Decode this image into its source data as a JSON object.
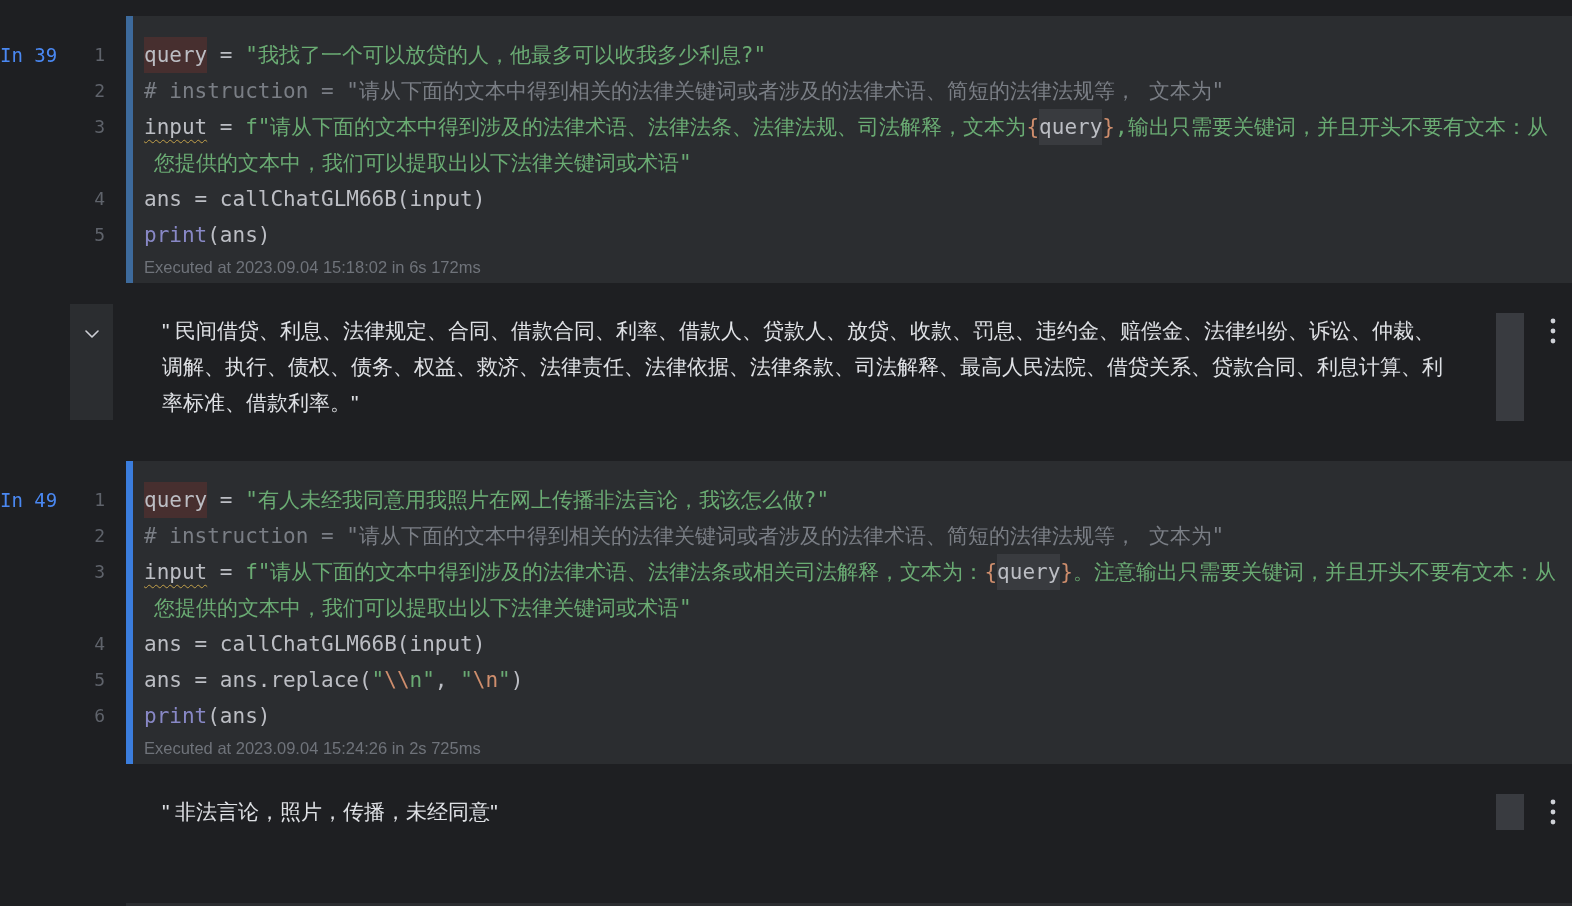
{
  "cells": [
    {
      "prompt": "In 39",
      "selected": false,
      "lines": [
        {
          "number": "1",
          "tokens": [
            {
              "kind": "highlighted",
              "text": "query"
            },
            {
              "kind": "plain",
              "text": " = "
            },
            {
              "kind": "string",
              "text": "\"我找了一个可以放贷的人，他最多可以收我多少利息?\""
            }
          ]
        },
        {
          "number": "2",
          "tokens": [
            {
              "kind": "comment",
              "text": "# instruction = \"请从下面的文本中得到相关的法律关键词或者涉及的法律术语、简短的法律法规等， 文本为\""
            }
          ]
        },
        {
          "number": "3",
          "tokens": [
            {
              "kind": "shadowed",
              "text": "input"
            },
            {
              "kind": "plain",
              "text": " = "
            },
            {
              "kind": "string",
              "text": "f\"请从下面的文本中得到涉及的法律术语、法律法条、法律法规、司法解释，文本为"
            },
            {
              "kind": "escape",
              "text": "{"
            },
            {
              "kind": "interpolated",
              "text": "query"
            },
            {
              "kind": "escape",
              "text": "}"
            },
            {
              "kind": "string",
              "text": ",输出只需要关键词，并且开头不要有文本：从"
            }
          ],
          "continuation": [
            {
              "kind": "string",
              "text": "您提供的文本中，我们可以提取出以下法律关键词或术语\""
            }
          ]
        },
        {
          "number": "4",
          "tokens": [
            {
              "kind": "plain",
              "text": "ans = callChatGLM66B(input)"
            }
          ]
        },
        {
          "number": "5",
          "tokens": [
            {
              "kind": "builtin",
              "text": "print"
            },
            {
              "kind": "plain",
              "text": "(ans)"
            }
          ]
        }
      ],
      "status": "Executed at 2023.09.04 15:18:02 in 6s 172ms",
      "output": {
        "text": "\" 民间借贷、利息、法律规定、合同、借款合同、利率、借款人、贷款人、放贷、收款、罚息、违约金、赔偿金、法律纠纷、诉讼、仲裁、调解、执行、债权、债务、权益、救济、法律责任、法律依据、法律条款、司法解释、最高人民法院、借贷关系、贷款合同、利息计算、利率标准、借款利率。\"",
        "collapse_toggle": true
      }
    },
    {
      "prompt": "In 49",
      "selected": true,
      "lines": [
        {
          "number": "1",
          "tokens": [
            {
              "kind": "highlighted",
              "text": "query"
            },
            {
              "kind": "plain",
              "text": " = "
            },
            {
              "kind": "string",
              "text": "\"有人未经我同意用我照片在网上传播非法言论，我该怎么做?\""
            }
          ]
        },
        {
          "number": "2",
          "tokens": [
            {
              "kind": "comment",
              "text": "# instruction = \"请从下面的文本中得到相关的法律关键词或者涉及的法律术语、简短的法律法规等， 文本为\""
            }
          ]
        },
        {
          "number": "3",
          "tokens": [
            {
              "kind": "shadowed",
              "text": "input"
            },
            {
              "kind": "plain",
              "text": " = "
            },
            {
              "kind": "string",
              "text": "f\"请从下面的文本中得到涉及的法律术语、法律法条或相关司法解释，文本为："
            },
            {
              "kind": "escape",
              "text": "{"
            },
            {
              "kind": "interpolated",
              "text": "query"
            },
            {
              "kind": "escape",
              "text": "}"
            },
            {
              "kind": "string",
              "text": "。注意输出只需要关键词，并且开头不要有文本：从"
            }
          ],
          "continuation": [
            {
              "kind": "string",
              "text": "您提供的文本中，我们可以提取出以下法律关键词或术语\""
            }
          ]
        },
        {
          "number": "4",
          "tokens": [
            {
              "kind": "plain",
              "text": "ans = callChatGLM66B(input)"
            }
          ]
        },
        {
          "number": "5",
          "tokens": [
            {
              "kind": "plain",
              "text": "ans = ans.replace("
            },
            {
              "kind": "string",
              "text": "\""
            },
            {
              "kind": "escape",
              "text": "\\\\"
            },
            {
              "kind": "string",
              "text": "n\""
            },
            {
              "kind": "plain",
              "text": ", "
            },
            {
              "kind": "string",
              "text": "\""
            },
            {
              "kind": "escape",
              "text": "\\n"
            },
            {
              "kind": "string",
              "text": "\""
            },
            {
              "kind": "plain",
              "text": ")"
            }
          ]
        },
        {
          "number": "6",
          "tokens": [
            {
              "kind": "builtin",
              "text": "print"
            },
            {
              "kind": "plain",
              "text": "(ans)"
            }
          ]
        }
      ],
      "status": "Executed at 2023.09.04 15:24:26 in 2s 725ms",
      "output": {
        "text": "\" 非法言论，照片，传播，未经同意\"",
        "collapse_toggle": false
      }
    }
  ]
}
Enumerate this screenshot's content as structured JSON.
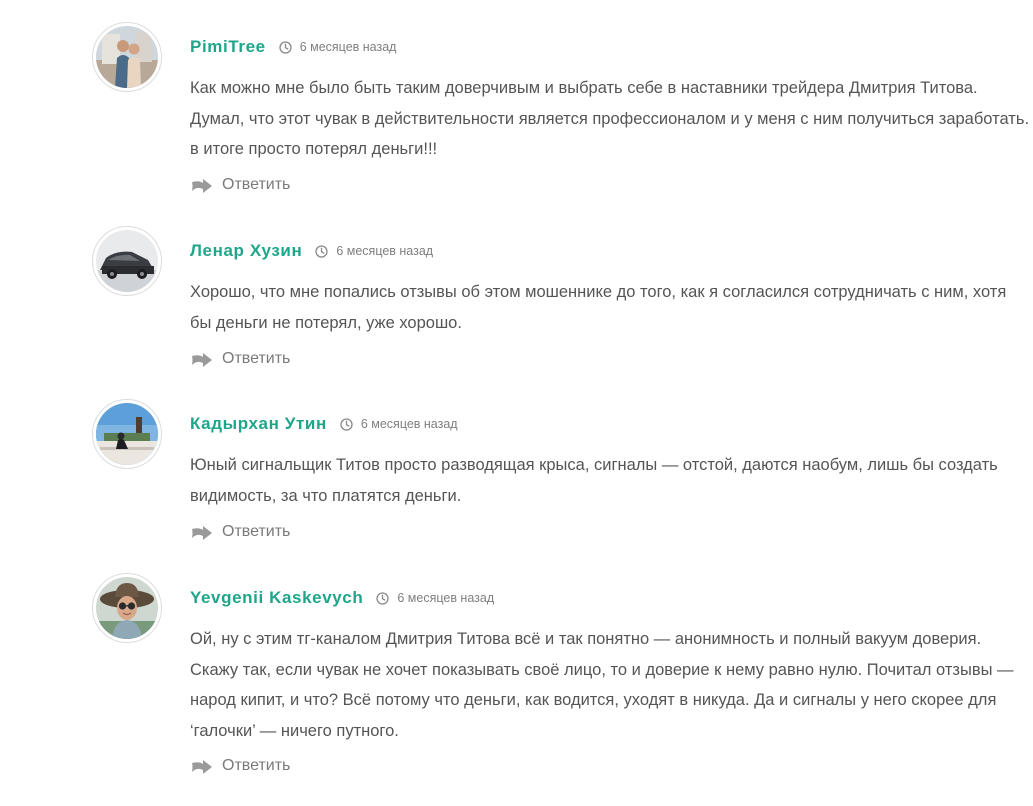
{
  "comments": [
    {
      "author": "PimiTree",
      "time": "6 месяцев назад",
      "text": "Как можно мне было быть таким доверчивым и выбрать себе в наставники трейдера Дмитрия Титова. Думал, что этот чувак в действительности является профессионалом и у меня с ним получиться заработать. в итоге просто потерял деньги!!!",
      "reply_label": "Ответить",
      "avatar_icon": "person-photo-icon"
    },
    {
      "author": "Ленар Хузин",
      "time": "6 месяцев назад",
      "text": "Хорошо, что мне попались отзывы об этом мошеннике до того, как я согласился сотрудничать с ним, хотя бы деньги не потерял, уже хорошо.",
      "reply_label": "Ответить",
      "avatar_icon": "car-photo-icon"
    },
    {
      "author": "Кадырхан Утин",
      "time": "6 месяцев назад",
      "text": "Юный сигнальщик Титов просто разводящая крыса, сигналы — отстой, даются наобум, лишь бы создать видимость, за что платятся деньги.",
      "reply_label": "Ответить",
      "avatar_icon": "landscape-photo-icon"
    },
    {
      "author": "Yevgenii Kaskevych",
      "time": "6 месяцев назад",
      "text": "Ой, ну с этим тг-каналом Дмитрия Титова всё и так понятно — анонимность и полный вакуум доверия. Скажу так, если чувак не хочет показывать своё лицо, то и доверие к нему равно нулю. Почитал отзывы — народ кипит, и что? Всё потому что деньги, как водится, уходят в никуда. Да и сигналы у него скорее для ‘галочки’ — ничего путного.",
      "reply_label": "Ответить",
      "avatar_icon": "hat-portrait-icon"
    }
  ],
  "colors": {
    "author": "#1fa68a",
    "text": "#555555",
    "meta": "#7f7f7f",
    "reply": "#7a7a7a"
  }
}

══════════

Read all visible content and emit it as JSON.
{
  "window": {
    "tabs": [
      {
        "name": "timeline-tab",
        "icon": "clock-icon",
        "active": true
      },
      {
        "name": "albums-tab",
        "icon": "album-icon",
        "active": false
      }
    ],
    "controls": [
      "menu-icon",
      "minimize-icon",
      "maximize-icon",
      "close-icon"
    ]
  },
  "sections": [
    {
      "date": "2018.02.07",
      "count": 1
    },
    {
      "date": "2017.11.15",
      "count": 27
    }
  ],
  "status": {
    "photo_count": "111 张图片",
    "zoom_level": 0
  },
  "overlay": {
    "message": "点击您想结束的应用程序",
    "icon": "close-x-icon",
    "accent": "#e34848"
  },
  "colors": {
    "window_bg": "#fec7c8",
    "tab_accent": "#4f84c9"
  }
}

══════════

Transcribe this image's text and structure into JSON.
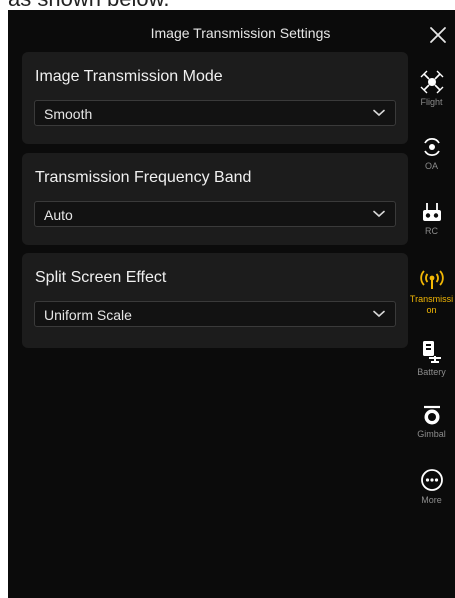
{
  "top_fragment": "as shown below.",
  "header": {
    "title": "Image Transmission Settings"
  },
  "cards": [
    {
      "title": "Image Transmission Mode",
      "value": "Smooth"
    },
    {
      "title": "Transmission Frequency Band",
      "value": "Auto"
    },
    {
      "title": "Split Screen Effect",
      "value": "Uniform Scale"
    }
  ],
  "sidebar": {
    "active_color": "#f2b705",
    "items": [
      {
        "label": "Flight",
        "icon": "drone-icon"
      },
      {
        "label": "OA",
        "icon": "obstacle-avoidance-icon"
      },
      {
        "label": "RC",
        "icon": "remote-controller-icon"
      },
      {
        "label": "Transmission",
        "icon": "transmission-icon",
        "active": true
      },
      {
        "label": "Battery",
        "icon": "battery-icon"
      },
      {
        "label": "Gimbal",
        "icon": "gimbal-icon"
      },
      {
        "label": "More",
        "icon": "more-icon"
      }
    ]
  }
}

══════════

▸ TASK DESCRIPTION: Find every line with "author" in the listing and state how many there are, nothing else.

▸ TASK RESPONSE: 5